The province has unveiled a policy designed to spark the installation of 50MW of small-scale community-owned and 25MW of renewable energy projects from the aboriginal First Nations, although critics have branded the plan a recipe for failure.
The province will follow the lead of Ontario and offer developers a guaranteed price tariff for their power, rather than have them go through a competitive procurement process. The rate will start at C$0.10/kWh and escalate with inflation after five years.
David Coon, executive director of the Conservation Council of New Brunswick, says the rate is too low to enable communities to develop projects. "They just won't be able to afford it," he says.
Coon points to Ontario, where the community wind feed-in tariff of C$0.145/kWh is designed to cover the cost of production plus a rate of return of 7-10%.
The government held a series of workshops last month to educate potential investors and plans to issue a request for expressions of interest at the end of May to identify potential projects and proponents.

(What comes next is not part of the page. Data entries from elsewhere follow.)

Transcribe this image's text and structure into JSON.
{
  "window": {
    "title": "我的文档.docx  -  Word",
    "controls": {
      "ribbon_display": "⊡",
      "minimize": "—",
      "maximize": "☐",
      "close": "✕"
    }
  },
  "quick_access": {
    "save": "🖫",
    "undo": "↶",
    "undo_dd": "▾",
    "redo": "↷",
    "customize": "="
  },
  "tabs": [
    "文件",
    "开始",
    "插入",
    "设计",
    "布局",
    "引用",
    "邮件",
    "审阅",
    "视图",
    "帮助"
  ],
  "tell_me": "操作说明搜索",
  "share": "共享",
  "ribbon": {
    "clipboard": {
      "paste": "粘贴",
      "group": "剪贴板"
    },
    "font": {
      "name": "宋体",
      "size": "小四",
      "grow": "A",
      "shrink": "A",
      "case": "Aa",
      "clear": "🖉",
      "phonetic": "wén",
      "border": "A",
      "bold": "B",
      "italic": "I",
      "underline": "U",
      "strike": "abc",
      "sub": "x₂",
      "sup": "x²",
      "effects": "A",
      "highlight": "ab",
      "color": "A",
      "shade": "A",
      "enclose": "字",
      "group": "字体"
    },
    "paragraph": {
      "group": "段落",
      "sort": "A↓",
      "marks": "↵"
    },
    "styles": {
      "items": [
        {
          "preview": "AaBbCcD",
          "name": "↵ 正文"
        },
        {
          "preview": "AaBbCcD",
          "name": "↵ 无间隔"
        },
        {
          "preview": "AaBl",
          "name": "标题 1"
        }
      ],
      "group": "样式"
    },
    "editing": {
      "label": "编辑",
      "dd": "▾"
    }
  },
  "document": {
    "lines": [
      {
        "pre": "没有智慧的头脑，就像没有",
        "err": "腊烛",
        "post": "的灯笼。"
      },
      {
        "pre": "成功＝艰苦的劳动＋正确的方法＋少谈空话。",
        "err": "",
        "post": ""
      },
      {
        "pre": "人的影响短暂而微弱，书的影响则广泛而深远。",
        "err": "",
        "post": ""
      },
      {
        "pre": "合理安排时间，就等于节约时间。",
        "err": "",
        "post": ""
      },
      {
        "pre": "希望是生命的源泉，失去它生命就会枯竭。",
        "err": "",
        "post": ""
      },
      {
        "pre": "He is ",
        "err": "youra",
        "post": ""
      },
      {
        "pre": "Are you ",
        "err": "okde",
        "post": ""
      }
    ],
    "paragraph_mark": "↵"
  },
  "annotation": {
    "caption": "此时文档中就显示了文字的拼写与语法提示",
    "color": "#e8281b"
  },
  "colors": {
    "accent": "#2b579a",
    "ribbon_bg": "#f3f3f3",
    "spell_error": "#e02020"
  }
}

To qualify, facilities must be no larger than 15MW and be at least 51% owned by First Nations groups, municipalities, co-operatives, associations or not-for-profit organisations. Acceptable renewable technologies include wind, biomass, solar, small hydro and tidal power.